2. There is no scientific evidence proving a link between data derived from contemporary etic analysis to the phenomena of ghosts or haunting behavior that is “contextually-sound” ( emically);
3. There is no “etic standardization” of data recording, field methodological techniques, or proper use of field equipment as it pertains to a scientific-humanistic investigation of ghosts or hauntings.
The C.A.S.P.E.R. research center is working on the development of an emic/etic field standardization through the J.A.N.U.S. Project, and more info will be forthcoming soon on the research center’s Web site.
How then can we verify that our data is meaningful and appropriate to an interactive ghost? The data achieves the status of emic by passing the test (an etic view) of response comparativeness, i.e. our investigative techniques (etic) and activities result in sensory manifestations that are recorded and/or measured, and are repeatable. The way to arrive at these specifically-framed activities is through the ethnographic excavation of the culture and material haunting remains of the location’s past cultural and ethnic history and the development of an appropriate “ghost script” targeting specific individuals known to have occupied the residence or physical location. If there is a response (in the form of sensory data) to our framed activities that is simultaneously-directly related to a specific activity in the “ghost script," and this response is repeatable at different times (and verified through multiple etic measures), we then know that the data is emically sound. The etic recording and measuring of the sensory responses during the framed performance-based activities assures us of an emic/etic distinction of data acquisition, and the corresponding measuring and recording of same. This then can serve as a foundation for comparative analysis of haunting phenomena, a metronic database of haunt measurement, with the ultimate finality of developing a ghost/haunt paradigm (with etic standardization) for all field investigative research. Finally, the use of an emic approach insures the moral delegation and our obligation as investigators ( and educators) of not only making contact and recording data (etic view) but also processing and trying to understand why particular individuals are still here, long after physical death. More importantly, the emic approach can provide these individuals, through directed performance, an alternative to move beyond their habitual activities and into the "light."
Part 2 of this paper will give a specific example of an emic/etic approach in an investigative analysis of the "Jeremy Haunting" at the Homan House on Baltimore St. in Gettysburg, Pennsylvania.
NOTE: These emic/etic approaches create a vast symmetrization of percolating past and present fields of influence on at least two stratagraphic levels:
1. “Distant Past”: The ghost’s past experiences and memory as a “living being," including habitual mundane activities;
2. “Contemporary Past”: The ghost’s “experiences” as an interactive apparational entity.

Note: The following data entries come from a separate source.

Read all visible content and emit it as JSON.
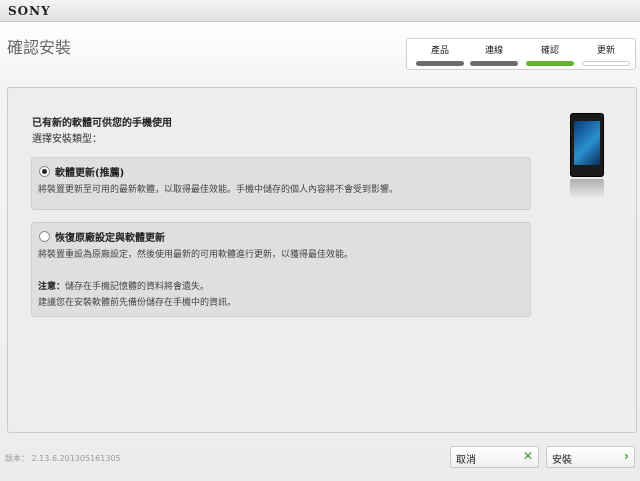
{
  "titlebar": {
    "brand": "SONY"
  },
  "page": {
    "title": "確認安裝"
  },
  "steps": [
    {
      "label": "產品",
      "state": "done"
    },
    {
      "label": "連線",
      "state": "done"
    },
    {
      "label": "確認",
      "state": "active"
    },
    {
      "label": "更新",
      "state": "pending"
    }
  ],
  "main": {
    "heading": "已有新的軟體可供您的手機使用",
    "subheading": "選擇安裝類型：",
    "option1": {
      "selected": true,
      "title": "軟體更新(推薦)",
      "description": "將裝置更新至可用的最新軟體，以取得最佳效能。手機中儲存的個人內容將不會受到影響。"
    },
    "option2": {
      "selected": false,
      "title": "恢復原廠設定與軟體更新",
      "description": "將裝置重設為原廠設定，然後使用最新的可用軟體進行更新，以獲得最佳效能。",
      "note_label": "注意：",
      "note_text": "儲存在手機記憶體的資料將會遺失。",
      "note_line2": "建議您在安裝軟體前先備份儲存在手機中的資訊。"
    }
  },
  "footer": {
    "version": "版本：  2.13.6.201305161305",
    "cancel_label": "取消",
    "install_label": "安裝"
  },
  "colors": {
    "accent": "#61b42c",
    "step_done": "#6d6d6d"
  },
  "icons": {
    "cancel": "close-icon",
    "install": "chevron-right-icon",
    "device": "phone-image"
  }
}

The emic approach seeks to find a responsive chord to engagements in a symmetrical environment to both these pasts. The etic approach seeks to detect, through the use of a technology foreign to the observing culture, instances of environmental contextual discontinuity. Both approaches are mutually-inclusive in an ehtnoarchaeghostological investigation.